The drivers of the van are soon overcome by the knock-out gas and grind to a halt. The helicopter lands and Chandler is spirited away to the secret headquarters of the evil organisation. In fact this evil organisation is called ‘The Organisation’. I know – it’s not very creative, but I guess by this time all the really good A.C.R.O.N.Y.M.s had been used.
After his medical, Chandler is brought before the head of The Organisation, ‘The Major’, played rather effeminately by Curt ‘He’s the Devil, Hymie’ Jurgens. As you’ve no doubt guessed, The Organisation deals in death, and The Major has accepted a job from a gentleman named Malik. Malik is a diplomat in an un-named Middle Eastern country, and he makes quite a lot of money out of the chaos and continual infighting amongst the tribesman there. But unfortunately for Malik, there is a peacemaker named Hendrick Van Dyck who looks like he will be able to broker a peace between the warring factions. This won’t do and Malik wants Van Dyck assassinated. The Major assigns the job to Chandler.
I know that earlier on in the review I promised not to change the hero’s name any more. Well, sorry – I lied. To carry out the assassination, Chandler must assume a new identity, and he is to become James Mulligan. So Hubert Bonisseur de La Bath, who is Jonathan Roberts, who is impersonating Killer Chandler is now James Mulligan. Got that? Good, we can move forward.
Now at this point in the story, call me stupid if you will (everyone else does), but now that Chandler – er Mulligan dammit, knows who is behind The Organisation, why doesn’t he call in the troops? His mission is complete – he knows who the bad guys are and what they do. Time to shut them down I say – but ‘no’ – Mulligan wants to play out the game a little longer.
Now playing out the game is not the brightest thing that Mulligan has done, because he is given a vaccination injection, to protect him against the nasties in the un-named Middle Eastern country where he is to be sent to. But this injection is actually a poison that has a 24 hour incubating period. Mulligan must receive the anti-dote in 24 hours or he will die, but he doesn’t know this. He flies out and upon arrival passes out. Luckily resident bad guy, Dr. Sadi is on hand to provide the antidote. But this antidote has to be administered over the next three days for it to take permanent effect.
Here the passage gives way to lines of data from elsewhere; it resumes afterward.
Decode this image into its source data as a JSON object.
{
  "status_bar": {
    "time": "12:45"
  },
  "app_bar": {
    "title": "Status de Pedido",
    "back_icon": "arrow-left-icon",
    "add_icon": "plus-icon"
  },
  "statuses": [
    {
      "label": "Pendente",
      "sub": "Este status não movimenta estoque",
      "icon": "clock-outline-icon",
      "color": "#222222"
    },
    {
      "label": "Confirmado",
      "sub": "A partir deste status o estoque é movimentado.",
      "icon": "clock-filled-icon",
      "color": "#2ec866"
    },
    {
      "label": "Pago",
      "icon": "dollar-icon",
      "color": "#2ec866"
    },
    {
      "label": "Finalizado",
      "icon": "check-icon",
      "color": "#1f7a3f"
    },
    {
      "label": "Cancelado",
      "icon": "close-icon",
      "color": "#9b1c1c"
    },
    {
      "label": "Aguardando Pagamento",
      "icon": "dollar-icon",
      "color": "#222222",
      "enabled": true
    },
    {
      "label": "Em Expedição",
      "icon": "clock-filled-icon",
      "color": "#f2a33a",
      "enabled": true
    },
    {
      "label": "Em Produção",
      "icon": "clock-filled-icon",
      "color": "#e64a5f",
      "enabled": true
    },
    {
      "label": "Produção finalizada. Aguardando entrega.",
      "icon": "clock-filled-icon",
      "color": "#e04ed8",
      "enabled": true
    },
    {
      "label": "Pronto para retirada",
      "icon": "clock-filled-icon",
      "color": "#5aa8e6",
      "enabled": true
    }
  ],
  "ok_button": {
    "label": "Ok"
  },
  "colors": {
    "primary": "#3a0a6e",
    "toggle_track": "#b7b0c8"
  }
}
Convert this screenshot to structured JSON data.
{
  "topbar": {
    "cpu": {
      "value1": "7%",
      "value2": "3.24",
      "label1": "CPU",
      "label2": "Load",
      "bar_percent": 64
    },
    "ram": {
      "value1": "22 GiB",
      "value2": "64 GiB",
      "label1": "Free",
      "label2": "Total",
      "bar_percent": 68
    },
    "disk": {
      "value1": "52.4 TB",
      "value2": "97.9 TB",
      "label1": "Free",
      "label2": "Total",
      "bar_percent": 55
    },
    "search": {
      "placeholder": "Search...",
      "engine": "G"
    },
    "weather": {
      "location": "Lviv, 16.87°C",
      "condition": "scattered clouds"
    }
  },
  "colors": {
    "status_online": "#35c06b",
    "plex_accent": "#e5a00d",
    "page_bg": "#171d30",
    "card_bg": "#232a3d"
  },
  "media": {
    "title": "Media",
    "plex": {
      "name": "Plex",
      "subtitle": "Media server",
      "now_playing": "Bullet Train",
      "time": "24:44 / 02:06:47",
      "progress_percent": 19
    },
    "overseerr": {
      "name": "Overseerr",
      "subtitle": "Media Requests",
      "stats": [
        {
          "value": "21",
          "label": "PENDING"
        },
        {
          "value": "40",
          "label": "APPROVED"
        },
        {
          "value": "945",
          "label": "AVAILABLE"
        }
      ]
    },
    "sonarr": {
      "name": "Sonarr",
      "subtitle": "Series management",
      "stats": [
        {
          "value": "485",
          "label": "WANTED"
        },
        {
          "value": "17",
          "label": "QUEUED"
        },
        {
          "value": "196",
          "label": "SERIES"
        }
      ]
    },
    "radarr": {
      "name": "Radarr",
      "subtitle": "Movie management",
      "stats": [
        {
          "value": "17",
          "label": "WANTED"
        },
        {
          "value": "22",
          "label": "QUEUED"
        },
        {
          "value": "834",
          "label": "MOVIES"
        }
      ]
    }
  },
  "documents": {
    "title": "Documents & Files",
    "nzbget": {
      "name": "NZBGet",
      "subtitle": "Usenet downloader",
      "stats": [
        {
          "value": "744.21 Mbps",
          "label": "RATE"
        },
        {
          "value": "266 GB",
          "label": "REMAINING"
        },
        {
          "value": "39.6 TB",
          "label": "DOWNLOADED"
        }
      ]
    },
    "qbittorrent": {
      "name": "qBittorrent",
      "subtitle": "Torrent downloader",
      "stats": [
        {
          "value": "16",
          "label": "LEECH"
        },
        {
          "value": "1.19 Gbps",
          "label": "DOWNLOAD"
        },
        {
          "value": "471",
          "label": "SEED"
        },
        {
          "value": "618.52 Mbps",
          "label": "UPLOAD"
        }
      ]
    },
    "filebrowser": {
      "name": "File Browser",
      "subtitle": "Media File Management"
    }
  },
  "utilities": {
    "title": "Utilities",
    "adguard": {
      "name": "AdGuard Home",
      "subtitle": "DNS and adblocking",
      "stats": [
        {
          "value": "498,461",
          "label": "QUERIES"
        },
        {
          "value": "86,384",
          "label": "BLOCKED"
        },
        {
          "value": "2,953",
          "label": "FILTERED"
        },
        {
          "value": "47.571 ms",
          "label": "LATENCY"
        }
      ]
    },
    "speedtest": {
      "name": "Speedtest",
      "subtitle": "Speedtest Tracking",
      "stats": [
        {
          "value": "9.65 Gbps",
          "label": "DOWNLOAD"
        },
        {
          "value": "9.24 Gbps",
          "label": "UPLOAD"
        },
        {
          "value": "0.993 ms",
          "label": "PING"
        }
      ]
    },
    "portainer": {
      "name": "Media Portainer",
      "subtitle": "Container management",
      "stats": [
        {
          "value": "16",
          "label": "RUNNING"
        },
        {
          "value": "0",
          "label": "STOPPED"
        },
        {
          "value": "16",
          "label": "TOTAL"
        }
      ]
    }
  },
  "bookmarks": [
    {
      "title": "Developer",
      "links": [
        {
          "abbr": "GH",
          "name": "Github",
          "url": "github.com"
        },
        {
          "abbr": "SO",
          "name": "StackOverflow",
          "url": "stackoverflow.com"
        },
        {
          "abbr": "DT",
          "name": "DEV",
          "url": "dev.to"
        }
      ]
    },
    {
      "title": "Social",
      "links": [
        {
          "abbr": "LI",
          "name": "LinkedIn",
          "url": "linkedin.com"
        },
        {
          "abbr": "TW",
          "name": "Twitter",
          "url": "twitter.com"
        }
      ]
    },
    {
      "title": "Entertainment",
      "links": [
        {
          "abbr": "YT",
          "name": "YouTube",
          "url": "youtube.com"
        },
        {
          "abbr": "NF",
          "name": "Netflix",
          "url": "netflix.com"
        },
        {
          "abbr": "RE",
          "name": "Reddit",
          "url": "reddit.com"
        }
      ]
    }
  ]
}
Now at this point in the movie, with its poor plot contrivances, you may be thinking it’s time to hit the ‘off’ button. I know I was. But you’d be wrong. This is where the beautiful Margaret Lee enters the picture. Lee may have never been a household name in the 1960’s but she was a busy girl appearing in a swag of Eurospy films – such as Dick Smart 2.007, From The Orient With Fury, Arriva Dorrelik and many more.
Unfortunately, despite Lee’s presence, when the action in the film is supposed to start heating up, the film begins to plod along. There’s quite a few scenes which provide local colour, but do little to move the story along. The film drags out it’s final few minutes at an infuriatingly slow pace before reaching a rather predictable and uninspired climax.
The films from the OSS series are some of the more polished Eurospy productions from the sixties and as such, this film is probably just worth seeking out. Only ‘just’. And even then you’d have to be a rather forgiving Eurospy fan – but I figure if you’re into watching Eurospy films, then you’re probably used to watching a lot of crap, and most likely perfectly willing to accept this films failures. It could have been so much more – but hey it features the man who could have been Bond.
Thanks to Skadog